■ **Assignment**:
Word for word, copy the data that follows and skip its pictures.
[Supplied data — start]
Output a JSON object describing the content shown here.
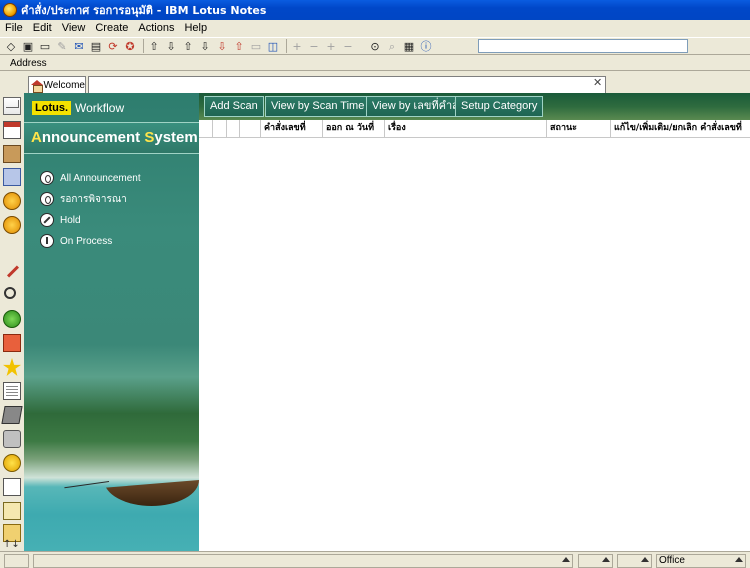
{
  "window": {
    "title": "คำสั่ง/ประกาศ รอการอนุมัติ - IBM Lotus Notes"
  },
  "menu": [
    {
      "label": "File"
    },
    {
      "label": "Edit"
    },
    {
      "label": "View"
    },
    {
      "label": "Create"
    },
    {
      "label": "Actions"
    },
    {
      "label": "Help"
    }
  ],
  "toolbar": {
    "icons": [
      "home-icon",
      "save-icon",
      "open-folder-icon",
      "edit-icon",
      "forward-icon",
      "print-icon",
      "replicate-icon",
      "stop-icon",
      "up-icon",
      "down-icon",
      "up-unread-icon",
      "down-unread-icon",
      "mark-read-icon",
      "refresh-icon",
      "toggle-icon",
      "expand-icon",
      "collapse-icon",
      "find-icon",
      "search-icon",
      "properties-icon",
      "info-icon"
    ]
  },
  "address": {
    "label": "Address",
    "value": ""
  },
  "tabs": [
    {
      "label": "Welcome"
    },
    {
      "label": ""
    }
  ],
  "workflow": {
    "brand_logo": "Lotus.",
    "brand_text": "Workflow",
    "system_title": {
      "part1_hl": "A",
      "part1": "nnouncement ",
      "part2_hl": "S",
      "part2": "ystem"
    },
    "nav": [
      {
        "label": "All Announcement",
        "icon": "all-announcement-icon"
      },
      {
        "label": "รอการพิจารณา",
        "icon": "pending-review-icon"
      },
      {
        "label": "Hold",
        "icon": "hold-icon"
      },
      {
        "label": "On Process",
        "icon": "on-process-icon"
      }
    ]
  },
  "actions": [
    {
      "label": "Add Scan"
    },
    {
      "label": "View by Scan Time"
    },
    {
      "label": "View by เลขที่คำสั่ง"
    },
    {
      "label": "Setup Category"
    }
  ],
  "columns": [
    {
      "label": ""
    },
    {
      "label": ""
    },
    {
      "label": ""
    },
    {
      "label": ""
    },
    {
      "label": "คำสั่งเลขที่"
    },
    {
      "label": "ออก ณ วันที่"
    },
    {
      "label": "เรื่อง"
    },
    {
      "label": "สถานะ"
    },
    {
      "label": "แก้ไข/เพิ่มเติม/ยกเลิก คำสั่งเลขที่"
    }
  ],
  "statusbar": {
    "location": "Office"
  }
}
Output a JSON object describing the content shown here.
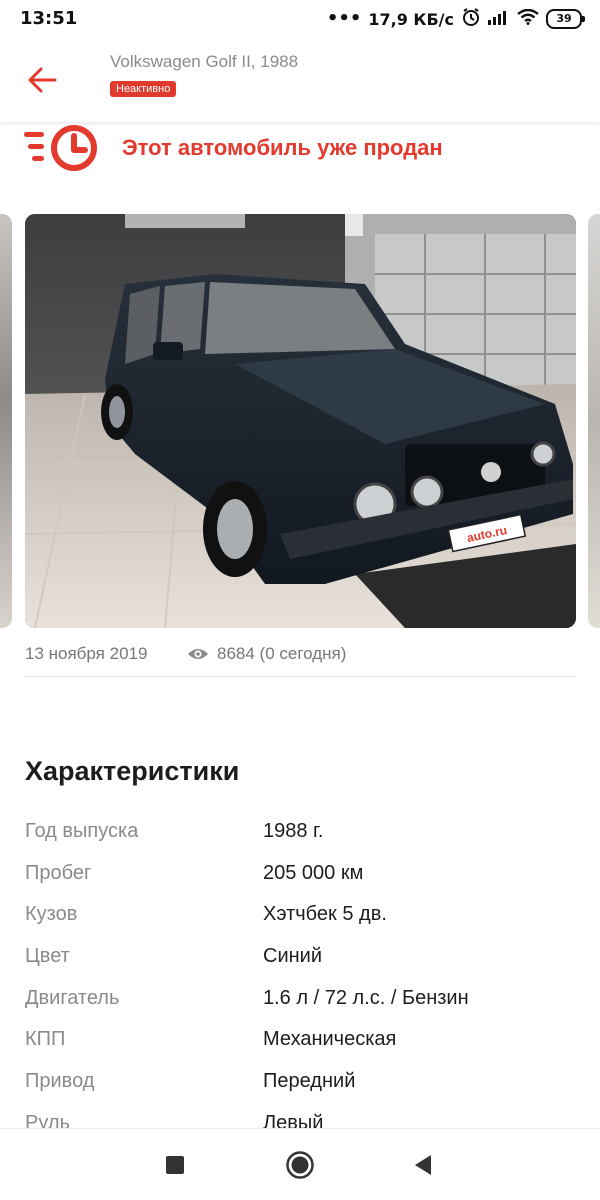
{
  "status_bar": {
    "time": "13:51",
    "dots": "•••",
    "speed": "17,9 КБ/с",
    "battery": "39"
  },
  "header": {
    "title": "Volkswagen Golf II, 1988",
    "badge": "Неактивно"
  },
  "sold_banner": {
    "text": "Этот автомобиль уже продан"
  },
  "listing": {
    "date": "13 ноября 2019",
    "views": "8684 (0 сегодня)",
    "photo_plate_text": "auto.ru"
  },
  "characteristics": {
    "title": "Характеристики",
    "rows": [
      {
        "label": "Год выпуска",
        "value": "1988 г."
      },
      {
        "label": "Пробег",
        "value": "205 000 км"
      },
      {
        "label": "Кузов",
        "value": "Хэтчбек 5 дв."
      },
      {
        "label": "Цвет",
        "value": "Синий"
      },
      {
        "label": "Двигатель",
        "value": "1.6 л / 72 л.с. / Бензин"
      },
      {
        "label": "КПП",
        "value": "Механическая"
      },
      {
        "label": "Привод",
        "value": "Передний"
      },
      {
        "label": "Руль",
        "value": "Левый"
      }
    ]
  },
  "colors": {
    "accent": "#e43a2d",
    "badge": "#e03a2c",
    "muted_text": "#8a8a8a"
  },
  "icons": {
    "back": "arrow-left-icon",
    "sold": "clock-speed-icon",
    "views": "eye-icon",
    "nav": [
      "square-icon",
      "circle-home-icon",
      "triangle-back-icon"
    ]
  }
}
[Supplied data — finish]
■ **Solution to the problem**:
Output a JSON object describing the content shown here.
{
  "window": {
    "title": "คำสั่ง/ประกาศ รอการอนุมัติ - IBM Lotus Notes"
  },
  "menu": [
    {
      "label": "File"
    },
    {
      "label": "Edit"
    },
    {
      "label": "View"
    },
    {
      "label": "Create"
    },
    {
      "label": "Actions"
    },
    {
      "label": "Help"
    }
  ],
  "toolbar": {
    "icons": [
      "home-icon",
      "save-icon",
      "open-folder-icon",
      "edit-icon",
      "forward-icon",
      "print-icon",
      "replicate-icon",
      "stop-icon",
      "up-icon",
      "down-icon",
      "up-unread-icon",
      "down-unread-icon",
      "mark-read-icon",
      "refresh-icon",
      "toggle-icon",
      "expand-icon",
      "collapse-icon",
      "find-icon",
      "search-icon",
      "properties-icon",
      "info-icon"
    ]
  },
  "address": {
    "label": "Address",
    "value": ""
  },
  "tabs": [
    {
      "label": "Welcome"
    },
    {
      "label": ""
    }
  ],
  "workflow": {
    "brand_logo": "Lotus.",
    "brand_text": "Workflow",
    "system_title": {
      "part1_hl": "A",
      "part1": "nnouncement ",
      "part2_hl": "S",
      "part2": "ystem"
    },
    "nav": [
      {
        "label": "All Announcement",
        "icon": "all-announcement-icon"
      },
      {
        "label": "รอการพิจารณา",
        "icon": "pending-review-icon"
      },
      {
        "label": "Hold",
        "icon": "hold-icon"
      },
      {
        "label": "On Process",
        "icon": "on-process-icon"
      }
    ]
  },
  "actions": [
    {
      "label": "Add Scan"
    },
    {
      "label": "View by Scan Time"
    },
    {
      "label": "View by เลขที่คำสั่ง"
    },
    {
      "label": "Setup Category"
    }
  ],
  "columns": [
    {
      "label": ""
    },
    {
      "label": ""
    },
    {
      "label": ""
    },
    {
      "label": ""
    },
    {
      "label": "คำสั่งเลขที่"
    },
    {
      "label": "ออก ณ วันที่"
    },
    {
      "label": "เรื่อง"
    },
    {
      "label": "สถานะ"
    },
    {
      "label": "แก้ไข/เพิ่มเติม/ยกเลิก คำสั่งเลขที่"
    }
  ],
  "statusbar": {
    "location": "Office"
  }
}
Output a JSON object describing the content shown here.
{
  "status_bar": {
    "time": "13:51",
    "dots": "•••",
    "speed": "17,9 КБ/с",
    "battery": "39"
  },
  "header": {
    "title": "Volkswagen Golf II, 1988",
    "badge": "Неактивно"
  },
  "sold_banner": {
    "text": "Этот автомобиль уже продан"
  },
  "listing": {
    "date": "13 ноября 2019",
    "views": "8684 (0 сегодня)",
    "photo_plate_text": "auto.ru"
  },
  "characteristics": {
    "title": "Характеристики",
    "rows": [
      {
        "label": "Год выпуска",
        "value": "1988 г."
      },
      {
        "label": "Пробег",
        "value": "205 000 км"
      },
      {
        "label": "Кузов",
        "value": "Хэтчбек 5 дв."
      },
      {
        "label": "Цвет",
        "value": "Синий"
      },
      {
        "label": "Двигатель",
        "value": "1.6 л / 72 л.с. / Бензин"
      },
      {
        "label": "КПП",
        "value": "Механическая"
      },
      {
        "label": "Привод",
        "value": "Передний"
      },
      {
        "label": "Руль",
        "value": "Левый"
      }
    ]
  },
  "colors": {
    "accent": "#e43a2d",
    "badge": "#e03a2c",
    "muted_text": "#8a8a8a"
  },
  "icons": {
    "back": "arrow-left-icon",
    "sold": "clock-speed-icon",
    "views": "eye-icon",
    "nav": [
      "square-icon",
      "circle-home-icon",
      "triangle-back-icon"
    ]
  }
}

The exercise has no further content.